> [SOURCE DATA]:

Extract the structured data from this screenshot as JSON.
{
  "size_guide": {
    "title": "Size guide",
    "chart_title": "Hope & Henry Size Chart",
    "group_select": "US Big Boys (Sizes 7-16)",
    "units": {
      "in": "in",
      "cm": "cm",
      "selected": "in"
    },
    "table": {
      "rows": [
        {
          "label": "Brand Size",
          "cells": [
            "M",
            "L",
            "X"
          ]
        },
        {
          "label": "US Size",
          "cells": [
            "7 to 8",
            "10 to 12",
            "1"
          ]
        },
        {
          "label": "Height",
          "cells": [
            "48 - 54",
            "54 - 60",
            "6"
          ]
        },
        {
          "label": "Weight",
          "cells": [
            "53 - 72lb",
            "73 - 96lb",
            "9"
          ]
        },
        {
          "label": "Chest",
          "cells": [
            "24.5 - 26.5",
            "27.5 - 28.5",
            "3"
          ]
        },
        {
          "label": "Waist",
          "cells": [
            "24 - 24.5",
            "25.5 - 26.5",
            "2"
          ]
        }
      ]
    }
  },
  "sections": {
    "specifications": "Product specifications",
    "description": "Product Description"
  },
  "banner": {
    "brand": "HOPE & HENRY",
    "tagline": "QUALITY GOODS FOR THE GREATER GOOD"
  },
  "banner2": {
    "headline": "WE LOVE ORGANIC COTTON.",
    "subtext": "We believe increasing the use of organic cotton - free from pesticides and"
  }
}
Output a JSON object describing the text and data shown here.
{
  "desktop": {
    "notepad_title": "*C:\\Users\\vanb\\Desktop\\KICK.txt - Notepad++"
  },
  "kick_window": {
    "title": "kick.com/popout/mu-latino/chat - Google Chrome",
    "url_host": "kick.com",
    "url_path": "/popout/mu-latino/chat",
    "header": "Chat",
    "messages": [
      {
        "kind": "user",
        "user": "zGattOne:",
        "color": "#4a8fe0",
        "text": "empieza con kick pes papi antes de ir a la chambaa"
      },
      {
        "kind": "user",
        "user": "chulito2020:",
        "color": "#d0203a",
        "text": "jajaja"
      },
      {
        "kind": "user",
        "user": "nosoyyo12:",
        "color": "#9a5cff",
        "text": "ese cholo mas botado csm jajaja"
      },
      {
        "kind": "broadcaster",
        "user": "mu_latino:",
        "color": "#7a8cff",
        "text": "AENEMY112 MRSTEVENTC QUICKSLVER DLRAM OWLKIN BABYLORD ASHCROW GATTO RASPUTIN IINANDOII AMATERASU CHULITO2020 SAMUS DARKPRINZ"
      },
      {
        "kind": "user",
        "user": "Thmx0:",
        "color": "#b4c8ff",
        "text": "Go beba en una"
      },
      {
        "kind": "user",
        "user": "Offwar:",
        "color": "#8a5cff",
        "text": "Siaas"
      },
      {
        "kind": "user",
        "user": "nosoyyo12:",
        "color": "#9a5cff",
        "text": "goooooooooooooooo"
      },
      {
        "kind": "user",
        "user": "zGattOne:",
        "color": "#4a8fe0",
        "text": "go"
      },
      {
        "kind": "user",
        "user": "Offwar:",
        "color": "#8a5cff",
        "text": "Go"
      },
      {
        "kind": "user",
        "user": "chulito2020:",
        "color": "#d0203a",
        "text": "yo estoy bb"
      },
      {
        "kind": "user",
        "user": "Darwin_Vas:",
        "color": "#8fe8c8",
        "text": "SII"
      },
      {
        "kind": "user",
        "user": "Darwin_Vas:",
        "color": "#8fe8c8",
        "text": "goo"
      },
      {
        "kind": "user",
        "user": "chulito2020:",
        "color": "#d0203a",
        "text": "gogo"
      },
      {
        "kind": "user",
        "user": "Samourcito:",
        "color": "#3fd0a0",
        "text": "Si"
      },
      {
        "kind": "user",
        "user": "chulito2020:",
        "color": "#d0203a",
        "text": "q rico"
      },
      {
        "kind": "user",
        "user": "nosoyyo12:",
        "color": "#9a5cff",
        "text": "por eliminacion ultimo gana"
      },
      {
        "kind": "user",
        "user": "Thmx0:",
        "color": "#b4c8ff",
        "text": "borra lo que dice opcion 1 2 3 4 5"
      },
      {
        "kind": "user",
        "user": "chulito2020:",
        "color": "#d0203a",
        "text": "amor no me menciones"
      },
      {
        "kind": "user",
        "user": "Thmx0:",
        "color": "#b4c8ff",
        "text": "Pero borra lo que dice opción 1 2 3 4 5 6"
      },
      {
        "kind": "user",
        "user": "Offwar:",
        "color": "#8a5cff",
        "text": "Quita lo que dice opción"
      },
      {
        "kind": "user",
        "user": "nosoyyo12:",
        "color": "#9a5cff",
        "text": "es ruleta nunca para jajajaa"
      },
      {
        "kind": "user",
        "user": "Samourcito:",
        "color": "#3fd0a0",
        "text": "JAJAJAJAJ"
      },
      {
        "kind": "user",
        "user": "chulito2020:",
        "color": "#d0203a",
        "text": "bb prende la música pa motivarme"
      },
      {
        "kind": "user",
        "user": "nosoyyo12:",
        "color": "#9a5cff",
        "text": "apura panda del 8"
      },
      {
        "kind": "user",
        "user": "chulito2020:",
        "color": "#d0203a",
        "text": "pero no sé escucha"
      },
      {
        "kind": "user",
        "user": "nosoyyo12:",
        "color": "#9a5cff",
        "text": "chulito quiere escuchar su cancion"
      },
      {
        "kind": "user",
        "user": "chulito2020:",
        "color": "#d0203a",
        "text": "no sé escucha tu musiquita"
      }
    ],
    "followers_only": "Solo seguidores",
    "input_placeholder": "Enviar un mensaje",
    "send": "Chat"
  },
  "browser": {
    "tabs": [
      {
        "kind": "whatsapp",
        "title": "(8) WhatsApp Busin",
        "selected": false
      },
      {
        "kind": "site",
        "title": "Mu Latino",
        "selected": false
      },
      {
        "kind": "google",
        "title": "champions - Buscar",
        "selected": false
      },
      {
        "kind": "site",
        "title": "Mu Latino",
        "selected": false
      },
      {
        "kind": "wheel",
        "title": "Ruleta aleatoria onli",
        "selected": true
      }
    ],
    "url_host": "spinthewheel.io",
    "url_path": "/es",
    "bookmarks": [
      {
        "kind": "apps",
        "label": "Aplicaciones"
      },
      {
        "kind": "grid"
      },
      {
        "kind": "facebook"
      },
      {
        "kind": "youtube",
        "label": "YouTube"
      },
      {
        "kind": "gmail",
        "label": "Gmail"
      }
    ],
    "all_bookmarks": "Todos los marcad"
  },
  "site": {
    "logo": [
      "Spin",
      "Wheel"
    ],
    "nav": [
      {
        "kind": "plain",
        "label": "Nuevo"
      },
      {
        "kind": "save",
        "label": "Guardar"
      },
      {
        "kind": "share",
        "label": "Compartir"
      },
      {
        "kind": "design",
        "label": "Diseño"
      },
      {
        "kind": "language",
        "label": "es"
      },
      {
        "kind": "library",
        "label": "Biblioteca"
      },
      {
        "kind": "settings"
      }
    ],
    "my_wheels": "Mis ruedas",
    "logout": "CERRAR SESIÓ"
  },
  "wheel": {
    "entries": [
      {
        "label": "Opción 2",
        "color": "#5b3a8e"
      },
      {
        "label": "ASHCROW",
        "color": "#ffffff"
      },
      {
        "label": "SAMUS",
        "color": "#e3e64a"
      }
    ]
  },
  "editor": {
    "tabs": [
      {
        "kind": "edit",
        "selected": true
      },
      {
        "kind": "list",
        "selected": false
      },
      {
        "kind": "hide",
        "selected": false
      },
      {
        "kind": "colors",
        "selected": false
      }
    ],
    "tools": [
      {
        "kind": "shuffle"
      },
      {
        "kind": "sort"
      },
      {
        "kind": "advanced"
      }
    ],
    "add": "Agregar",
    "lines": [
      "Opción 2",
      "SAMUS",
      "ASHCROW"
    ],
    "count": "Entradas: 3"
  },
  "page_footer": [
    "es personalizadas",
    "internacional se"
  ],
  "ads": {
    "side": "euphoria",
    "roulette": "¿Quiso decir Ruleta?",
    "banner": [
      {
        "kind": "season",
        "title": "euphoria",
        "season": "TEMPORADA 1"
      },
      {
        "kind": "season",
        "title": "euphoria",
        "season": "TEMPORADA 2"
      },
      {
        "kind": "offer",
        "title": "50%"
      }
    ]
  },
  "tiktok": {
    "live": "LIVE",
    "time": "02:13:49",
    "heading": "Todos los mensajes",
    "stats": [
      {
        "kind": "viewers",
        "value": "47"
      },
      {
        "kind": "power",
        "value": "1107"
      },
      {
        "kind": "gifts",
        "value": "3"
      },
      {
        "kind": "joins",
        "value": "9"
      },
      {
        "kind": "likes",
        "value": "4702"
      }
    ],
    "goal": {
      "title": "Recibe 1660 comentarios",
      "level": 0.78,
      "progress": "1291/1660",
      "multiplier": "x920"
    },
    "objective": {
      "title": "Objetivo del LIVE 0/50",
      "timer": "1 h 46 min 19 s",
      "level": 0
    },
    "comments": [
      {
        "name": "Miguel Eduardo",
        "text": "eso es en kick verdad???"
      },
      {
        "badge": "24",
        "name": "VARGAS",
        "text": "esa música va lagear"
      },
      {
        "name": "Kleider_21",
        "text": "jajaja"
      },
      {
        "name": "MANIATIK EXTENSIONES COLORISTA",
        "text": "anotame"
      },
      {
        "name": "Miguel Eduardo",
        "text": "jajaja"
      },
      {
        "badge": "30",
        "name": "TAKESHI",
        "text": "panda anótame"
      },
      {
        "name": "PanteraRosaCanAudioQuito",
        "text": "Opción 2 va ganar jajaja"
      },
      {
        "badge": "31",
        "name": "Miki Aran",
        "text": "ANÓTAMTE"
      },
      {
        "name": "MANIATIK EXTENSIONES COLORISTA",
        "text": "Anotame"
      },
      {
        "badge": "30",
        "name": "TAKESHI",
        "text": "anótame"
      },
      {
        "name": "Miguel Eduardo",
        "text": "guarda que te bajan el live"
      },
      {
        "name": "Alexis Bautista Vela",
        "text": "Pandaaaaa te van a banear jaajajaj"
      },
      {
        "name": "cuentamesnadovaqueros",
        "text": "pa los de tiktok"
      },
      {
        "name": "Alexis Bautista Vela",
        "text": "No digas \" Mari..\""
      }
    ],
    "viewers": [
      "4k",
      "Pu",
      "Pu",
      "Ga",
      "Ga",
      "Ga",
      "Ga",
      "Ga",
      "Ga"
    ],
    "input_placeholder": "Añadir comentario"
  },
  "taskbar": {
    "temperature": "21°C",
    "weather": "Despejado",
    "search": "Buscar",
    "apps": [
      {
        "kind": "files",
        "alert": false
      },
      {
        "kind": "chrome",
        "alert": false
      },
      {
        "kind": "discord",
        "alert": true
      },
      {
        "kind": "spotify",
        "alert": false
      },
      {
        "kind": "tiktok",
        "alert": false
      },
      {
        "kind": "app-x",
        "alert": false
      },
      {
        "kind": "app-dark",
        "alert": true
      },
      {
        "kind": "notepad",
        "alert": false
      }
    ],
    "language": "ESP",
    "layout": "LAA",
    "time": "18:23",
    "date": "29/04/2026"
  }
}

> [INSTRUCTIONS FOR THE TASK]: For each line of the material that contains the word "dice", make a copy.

> [RESPONSE TO THE TASK]:
        "text": "borra lo que dice opcion 1 2 3 4 5"
        "text": "Pero borra lo que dice opción 1 2 3 4 5 6"
        "text": "Quita lo que dice opción"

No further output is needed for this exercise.